    posts [{ fm, html, pathname, link }] Represents all posts as an array of post objects
    post { fm, html, pathname, link } Represents this post with the front-matter (fm) and markdown rendered as HTML (html)

    The pathname is the relative path to the post. The link is the absolute path to the post.

    feed.json

    This .json file is the starting point to create the RSS feed. It has the following required fields:

    {
      "title": "The best blog",
      "description": "The one and only",
      "link": "https://example.com"
    }

    The link field is especially required as it's used to construct post urls alongside the file structure of your project. The name of this file (feed) is used to name the resulting .xml file of the feed (feed.xml) and can be changed in the options.

    The path to the feed.json also sets the base of your working directory. This allows you to change where all the other filepaths start from.

     await upwrite({
        rss: 'website/feed.json',
        input: 'posts', // actually at website/posts
        output: '_site/', // actually at website/_site
        template: 'post.njk', // actually at website/post.njk
      });

    Output

    📁 ./
    └── 📁 _site
        ├── 📄 feed.xml
        ├── 📄 sitemap.txt
        └── 📁 posts
            └── 📁 [markdown-filename]
                └── 📄 index.html
    
    • The feed.xml file is your RSS feed based on feed.json and the .md files found in the posts/ directory.
    • The sitemap.txt is a list of all the urls processed by the transformer, used as a sitemap.
    • The posts/ directory in _site/ will maintain the same structure of the source .md files but write index.html files instead of [markdown-filename].html.
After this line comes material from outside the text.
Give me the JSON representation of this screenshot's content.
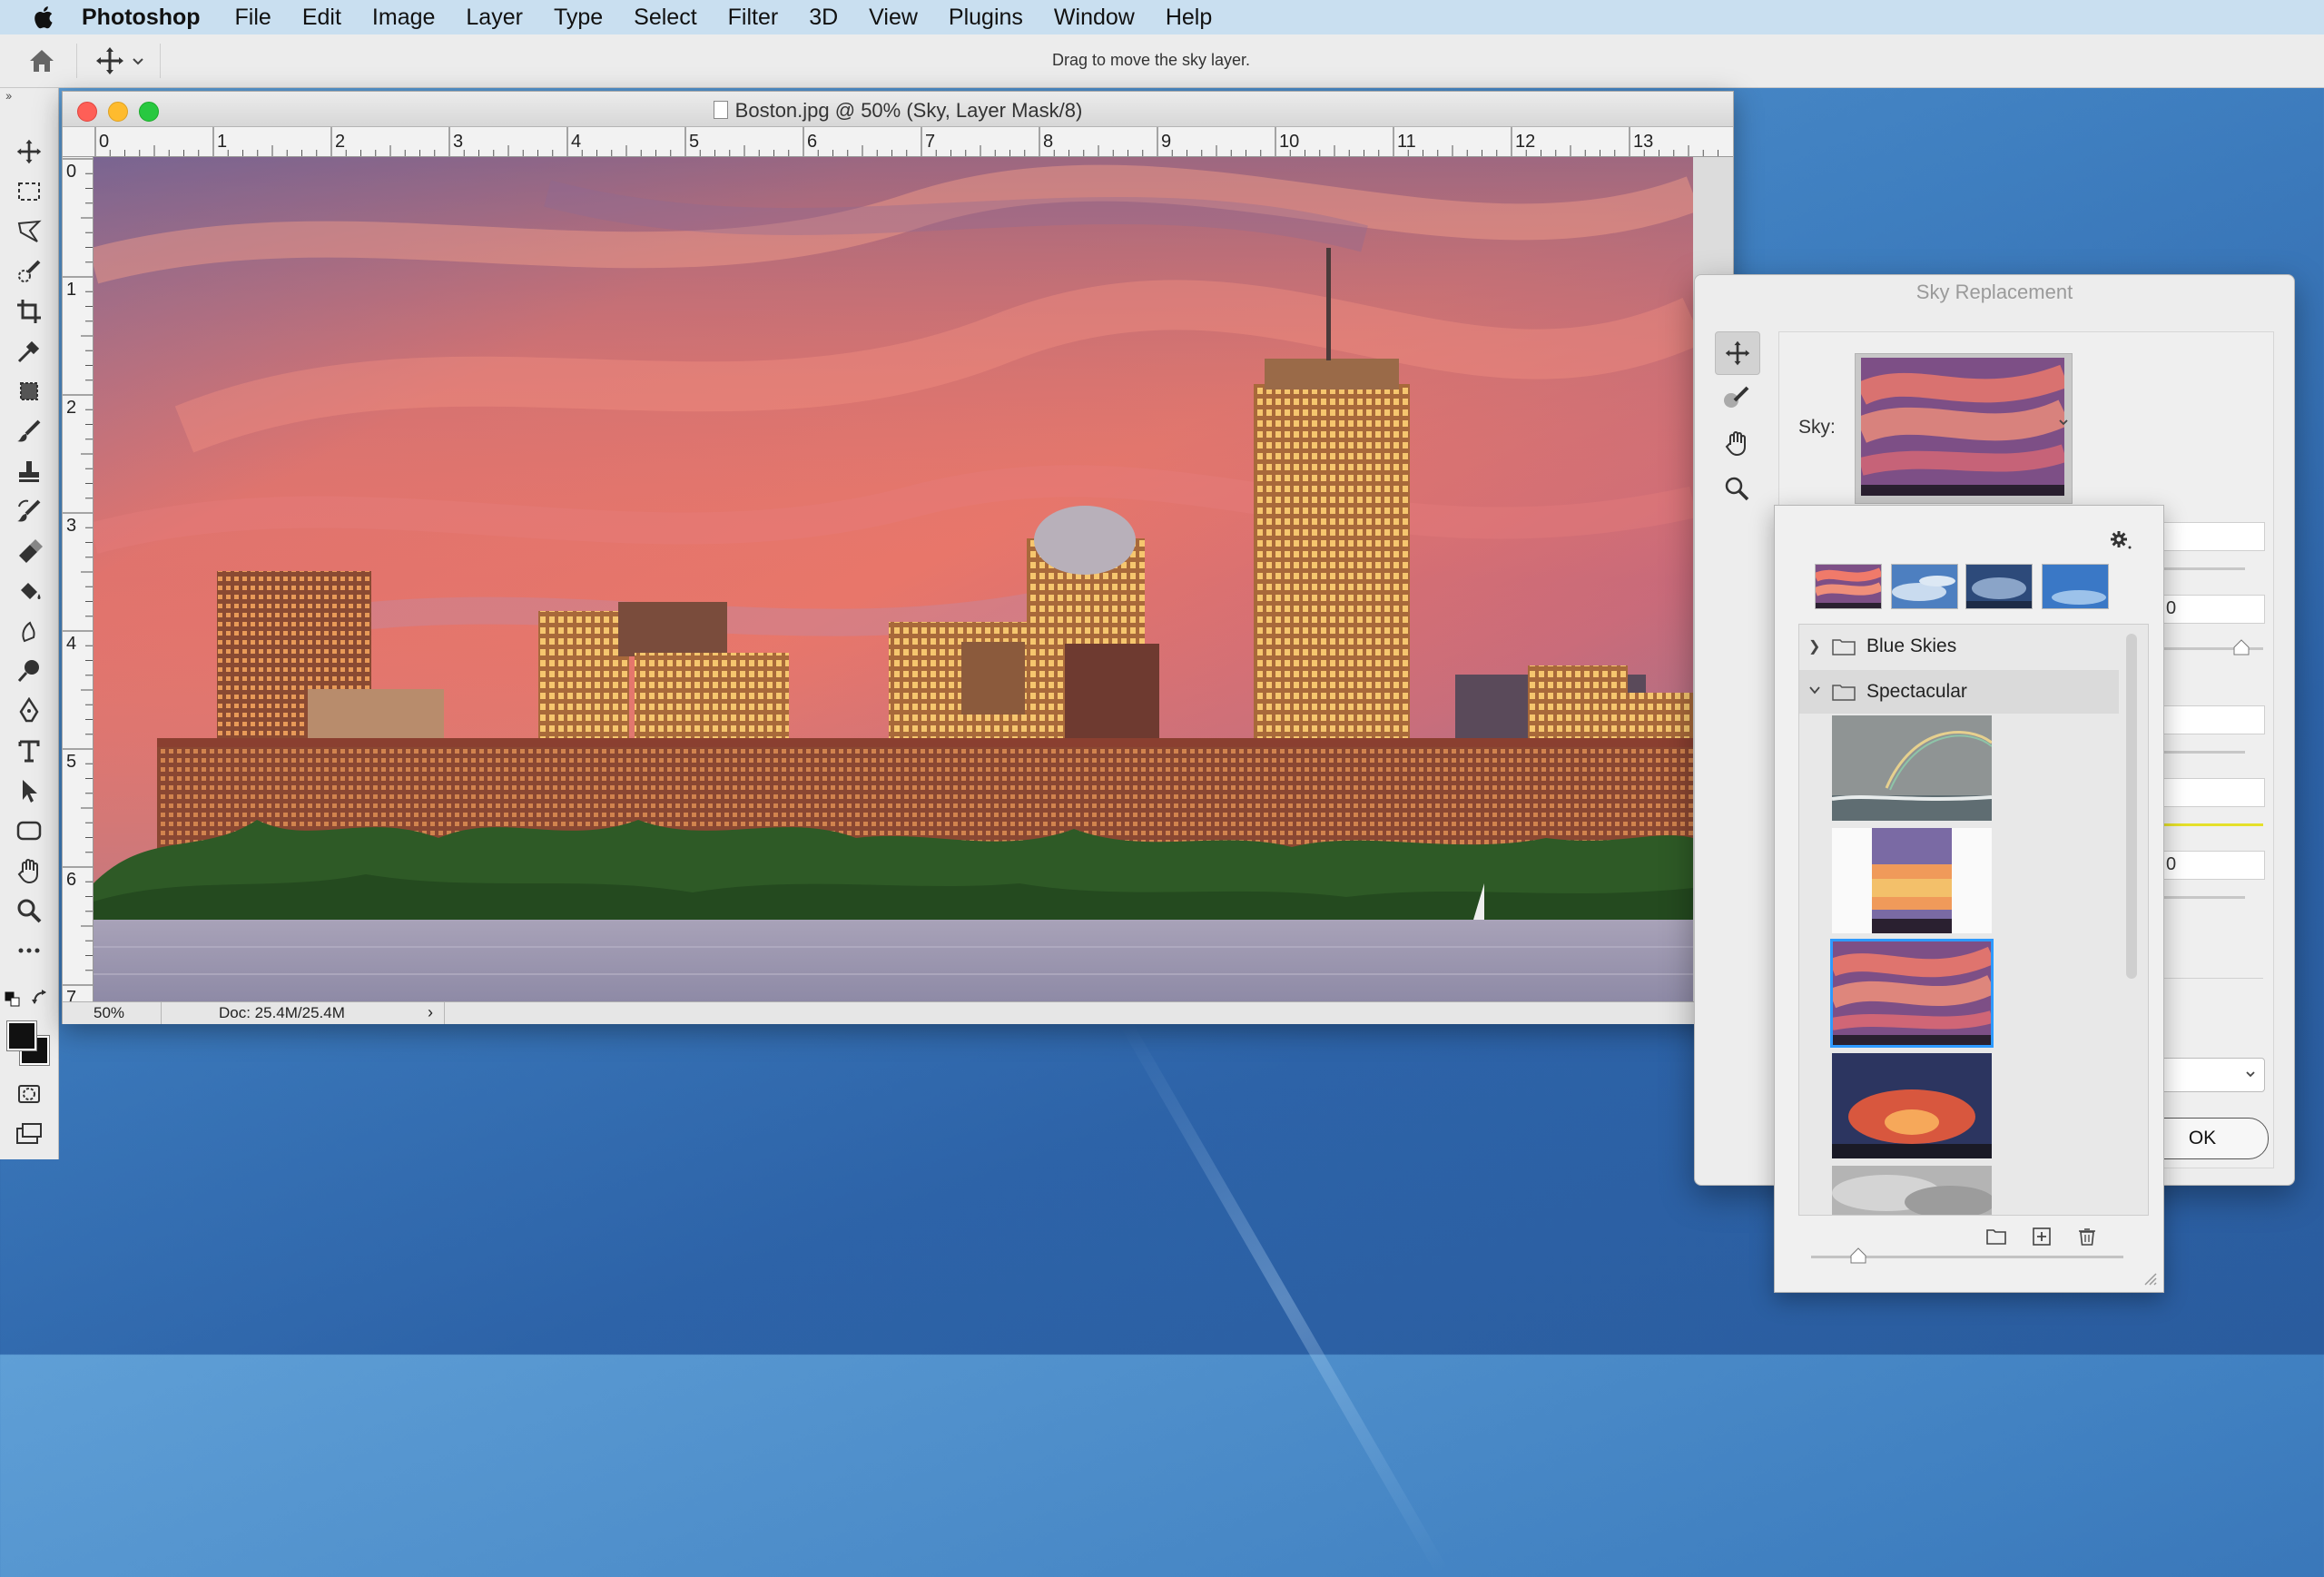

This allows for clean urls.
    - https://example.com/posts/first-post.html
    + https://example.com/posts/first-post
    
    - https://example.com/posts/nested/third-post.html
    + https://example.com/posts/nested/third-post

    Non-markdown files

    All files found within the input directory that are not .md will be copied to the new directory using the same structure they were found with.

    - ./posts/nested/media.jpg
    + ./_site/posts/nested/media.jpg

    You can skip this by setting copy to false.

    Install

    npm i upwrite

    DownloadsWeekly Downloads

    3

    Version

    2.0.1

    License

    ISC

    Unpacked Size

    24.4 kB

    Total Files

    17

    Last publish

    Collaborators

    • fauxserious